## [Exercise objective]
Please copy every line from the records below that contains the string "screenshot".

(Records from a collection)
--*--

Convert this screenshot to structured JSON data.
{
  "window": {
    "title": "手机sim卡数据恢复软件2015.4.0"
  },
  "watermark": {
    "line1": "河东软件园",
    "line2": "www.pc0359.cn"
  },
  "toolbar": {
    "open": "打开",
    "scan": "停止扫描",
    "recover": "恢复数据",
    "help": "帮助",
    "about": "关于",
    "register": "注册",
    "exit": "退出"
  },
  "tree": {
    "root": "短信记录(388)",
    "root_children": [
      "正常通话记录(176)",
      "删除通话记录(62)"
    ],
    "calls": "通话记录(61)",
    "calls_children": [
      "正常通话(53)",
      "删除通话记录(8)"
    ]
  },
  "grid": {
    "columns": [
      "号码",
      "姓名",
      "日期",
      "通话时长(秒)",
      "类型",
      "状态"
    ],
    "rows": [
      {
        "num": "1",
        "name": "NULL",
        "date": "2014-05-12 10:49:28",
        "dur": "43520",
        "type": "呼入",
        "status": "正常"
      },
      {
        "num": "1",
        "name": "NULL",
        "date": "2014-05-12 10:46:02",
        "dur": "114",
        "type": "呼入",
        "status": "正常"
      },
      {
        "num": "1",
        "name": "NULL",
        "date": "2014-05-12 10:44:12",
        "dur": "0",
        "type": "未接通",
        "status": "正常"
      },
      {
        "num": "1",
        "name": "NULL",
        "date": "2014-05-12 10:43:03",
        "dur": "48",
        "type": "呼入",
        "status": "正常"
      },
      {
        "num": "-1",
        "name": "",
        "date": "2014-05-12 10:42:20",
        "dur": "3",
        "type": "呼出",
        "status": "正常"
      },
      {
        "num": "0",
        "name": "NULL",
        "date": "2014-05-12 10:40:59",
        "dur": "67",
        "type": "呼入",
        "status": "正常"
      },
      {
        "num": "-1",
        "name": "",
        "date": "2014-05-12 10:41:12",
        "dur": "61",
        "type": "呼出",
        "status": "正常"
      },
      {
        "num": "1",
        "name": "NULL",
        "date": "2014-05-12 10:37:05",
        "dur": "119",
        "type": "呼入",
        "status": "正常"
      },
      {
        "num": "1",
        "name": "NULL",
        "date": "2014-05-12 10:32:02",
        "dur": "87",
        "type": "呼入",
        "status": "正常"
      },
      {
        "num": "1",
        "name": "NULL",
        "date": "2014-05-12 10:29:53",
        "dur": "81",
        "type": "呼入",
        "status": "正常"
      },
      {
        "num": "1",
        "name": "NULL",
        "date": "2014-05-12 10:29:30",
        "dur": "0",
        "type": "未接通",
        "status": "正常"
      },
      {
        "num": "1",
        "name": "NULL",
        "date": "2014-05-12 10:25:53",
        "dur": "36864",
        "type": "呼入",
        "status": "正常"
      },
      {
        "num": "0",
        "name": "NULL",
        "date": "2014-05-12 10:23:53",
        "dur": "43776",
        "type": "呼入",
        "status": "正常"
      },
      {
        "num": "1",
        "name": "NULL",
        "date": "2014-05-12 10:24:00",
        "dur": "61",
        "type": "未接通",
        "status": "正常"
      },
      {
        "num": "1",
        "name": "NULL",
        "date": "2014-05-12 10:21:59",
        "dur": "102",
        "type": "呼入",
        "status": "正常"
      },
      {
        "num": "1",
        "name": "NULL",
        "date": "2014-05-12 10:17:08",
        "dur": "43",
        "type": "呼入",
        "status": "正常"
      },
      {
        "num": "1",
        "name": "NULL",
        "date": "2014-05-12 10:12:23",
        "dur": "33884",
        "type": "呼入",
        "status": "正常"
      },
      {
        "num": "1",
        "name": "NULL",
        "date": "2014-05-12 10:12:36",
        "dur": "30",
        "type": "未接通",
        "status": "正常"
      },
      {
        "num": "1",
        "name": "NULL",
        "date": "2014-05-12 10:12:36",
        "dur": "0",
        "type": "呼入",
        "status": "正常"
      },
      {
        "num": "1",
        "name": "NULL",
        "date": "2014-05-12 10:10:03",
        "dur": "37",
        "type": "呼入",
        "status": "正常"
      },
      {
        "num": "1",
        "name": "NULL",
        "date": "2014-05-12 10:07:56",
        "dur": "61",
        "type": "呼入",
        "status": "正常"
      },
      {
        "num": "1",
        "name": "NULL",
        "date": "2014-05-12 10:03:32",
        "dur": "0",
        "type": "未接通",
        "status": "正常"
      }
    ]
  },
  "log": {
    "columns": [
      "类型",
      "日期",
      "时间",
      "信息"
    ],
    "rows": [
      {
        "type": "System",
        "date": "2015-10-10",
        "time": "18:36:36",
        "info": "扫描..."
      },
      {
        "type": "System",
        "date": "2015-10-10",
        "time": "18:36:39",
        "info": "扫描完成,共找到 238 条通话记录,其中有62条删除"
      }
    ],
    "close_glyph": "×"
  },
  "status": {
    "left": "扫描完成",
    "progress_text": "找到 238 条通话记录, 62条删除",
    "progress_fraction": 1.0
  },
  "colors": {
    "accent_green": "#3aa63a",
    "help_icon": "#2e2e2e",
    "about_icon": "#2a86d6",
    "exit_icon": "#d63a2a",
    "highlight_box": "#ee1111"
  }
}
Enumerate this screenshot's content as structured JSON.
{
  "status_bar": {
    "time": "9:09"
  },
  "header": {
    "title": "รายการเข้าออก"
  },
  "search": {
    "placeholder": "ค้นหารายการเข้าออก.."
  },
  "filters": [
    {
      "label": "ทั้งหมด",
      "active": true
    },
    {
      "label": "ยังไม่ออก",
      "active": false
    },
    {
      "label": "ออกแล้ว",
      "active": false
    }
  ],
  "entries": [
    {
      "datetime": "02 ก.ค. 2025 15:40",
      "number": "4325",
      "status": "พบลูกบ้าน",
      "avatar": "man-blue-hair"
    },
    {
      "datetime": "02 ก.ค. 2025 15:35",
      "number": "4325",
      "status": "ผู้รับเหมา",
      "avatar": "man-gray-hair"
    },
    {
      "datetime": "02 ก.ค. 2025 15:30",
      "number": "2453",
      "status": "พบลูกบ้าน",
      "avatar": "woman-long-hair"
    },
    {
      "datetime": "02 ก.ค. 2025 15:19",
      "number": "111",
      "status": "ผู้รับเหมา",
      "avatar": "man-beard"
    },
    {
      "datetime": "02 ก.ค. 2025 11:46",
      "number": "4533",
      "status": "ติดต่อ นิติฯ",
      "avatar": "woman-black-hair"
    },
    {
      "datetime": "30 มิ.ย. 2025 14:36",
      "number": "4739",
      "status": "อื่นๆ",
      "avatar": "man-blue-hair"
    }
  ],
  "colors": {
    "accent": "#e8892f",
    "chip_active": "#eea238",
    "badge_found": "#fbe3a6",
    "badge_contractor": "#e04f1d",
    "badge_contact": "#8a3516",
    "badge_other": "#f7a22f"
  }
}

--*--

## [Solution to the problem]
Convert this screenshot to structured JSON data.
Enumerate this screenshot's content as structured JSON.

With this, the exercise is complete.